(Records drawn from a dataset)
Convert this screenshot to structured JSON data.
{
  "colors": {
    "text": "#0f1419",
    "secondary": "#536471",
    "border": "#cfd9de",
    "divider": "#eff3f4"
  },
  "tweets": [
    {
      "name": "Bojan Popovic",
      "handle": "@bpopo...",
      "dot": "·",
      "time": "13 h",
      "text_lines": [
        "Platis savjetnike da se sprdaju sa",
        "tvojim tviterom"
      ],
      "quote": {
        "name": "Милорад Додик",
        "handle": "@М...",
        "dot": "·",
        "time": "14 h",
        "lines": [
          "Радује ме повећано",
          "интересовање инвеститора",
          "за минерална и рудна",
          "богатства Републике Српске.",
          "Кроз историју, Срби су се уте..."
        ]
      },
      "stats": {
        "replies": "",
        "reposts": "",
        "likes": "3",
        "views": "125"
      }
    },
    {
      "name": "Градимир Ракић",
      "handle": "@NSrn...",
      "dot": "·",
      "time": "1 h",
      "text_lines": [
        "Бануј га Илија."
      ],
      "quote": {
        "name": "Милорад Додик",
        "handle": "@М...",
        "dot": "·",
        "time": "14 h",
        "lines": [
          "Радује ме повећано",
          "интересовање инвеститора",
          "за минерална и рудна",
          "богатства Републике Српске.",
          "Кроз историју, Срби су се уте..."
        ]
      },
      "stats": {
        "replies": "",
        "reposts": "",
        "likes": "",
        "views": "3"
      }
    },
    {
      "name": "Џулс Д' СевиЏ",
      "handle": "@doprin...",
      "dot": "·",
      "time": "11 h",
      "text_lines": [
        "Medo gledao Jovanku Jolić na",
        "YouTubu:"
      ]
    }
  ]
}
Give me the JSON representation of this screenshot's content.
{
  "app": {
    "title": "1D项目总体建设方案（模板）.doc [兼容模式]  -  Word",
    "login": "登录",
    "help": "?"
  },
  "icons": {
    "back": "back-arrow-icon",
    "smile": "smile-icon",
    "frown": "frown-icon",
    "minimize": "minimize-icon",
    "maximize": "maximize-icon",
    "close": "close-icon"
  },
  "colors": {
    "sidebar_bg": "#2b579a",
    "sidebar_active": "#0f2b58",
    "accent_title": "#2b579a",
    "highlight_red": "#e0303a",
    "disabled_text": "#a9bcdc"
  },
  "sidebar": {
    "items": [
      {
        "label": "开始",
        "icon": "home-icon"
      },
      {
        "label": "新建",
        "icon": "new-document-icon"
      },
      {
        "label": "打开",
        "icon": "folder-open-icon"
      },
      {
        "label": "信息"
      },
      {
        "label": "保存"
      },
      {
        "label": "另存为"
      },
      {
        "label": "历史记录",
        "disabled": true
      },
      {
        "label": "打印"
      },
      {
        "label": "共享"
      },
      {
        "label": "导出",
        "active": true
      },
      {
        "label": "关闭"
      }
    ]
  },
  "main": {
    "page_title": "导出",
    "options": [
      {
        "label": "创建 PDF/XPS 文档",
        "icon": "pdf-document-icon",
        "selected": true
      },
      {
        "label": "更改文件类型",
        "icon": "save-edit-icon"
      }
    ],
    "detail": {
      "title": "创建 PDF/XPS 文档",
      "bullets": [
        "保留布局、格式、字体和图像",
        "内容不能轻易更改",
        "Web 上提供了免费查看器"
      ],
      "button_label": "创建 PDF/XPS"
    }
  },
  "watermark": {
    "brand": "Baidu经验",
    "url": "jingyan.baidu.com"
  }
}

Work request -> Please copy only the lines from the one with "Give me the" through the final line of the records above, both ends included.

Task result ->
Give me the JSON representation of this screenshot's content.
{
  "app": {
    "title": "1D项目总体建设方案（模板）.doc [兼容模式]  -  Word",
    "login": "登录",
    "help": "?"
  },
  "icons": {
    "back": "back-arrow-icon",
    "smile": "smile-icon",
    "frown": "frown-icon",
    "minimize": "minimize-icon",
    "maximize": "maximize-icon",
    "close": "close-icon"
  },
  "colors": {
    "sidebar_bg": "#2b579a",
    "sidebar_active": "#0f2b58",
    "accent_title": "#2b579a",
    "highlight_red": "#e0303a",
    "disabled_text": "#a9bcdc"
  },
  "sidebar": {
    "items": [
      {
        "label": "开始",
        "icon": "home-icon"
      },
      {
        "label": "新建",
        "icon": "new-document-icon"
      },
      {
        "label": "打开",
        "icon": "folder-open-icon"
      },
      {
        "label": "信息"
      },
      {
        "label": "保存"
      },
      {
        "label": "另存为"
      },
      {
        "label": "历史记录",
        "disabled": true
      },
      {
        "label": "打印"
      },
      {
        "label": "共享"
      },
      {
        "label": "导出",
        "active": true
      },
      {
        "label": "关闭"
      }
    ]
  },
  "main": {
    "page_title": "导出",
    "options": [
      {
        "label": "创建 PDF/XPS 文档",
        "icon": "pdf-document-icon",
        "selected": true
      },
      {
        "label": "更改文件类型",
        "icon": "save-edit-icon"
      }
    ],
    "detail": {
      "title": "创建 PDF/XPS 文档",
      "bullets": [
        "保留布局、格式、字体和图像",
        "内容不能轻易更改",
        "Web 上提供了免费查看器"
      ],
      "button_label": "创建 PDF/XPS"
    }
  },
  "watermark": {
    "brand": "Baidu经验",
    "url": "jingyan.baidu.com"
  }
}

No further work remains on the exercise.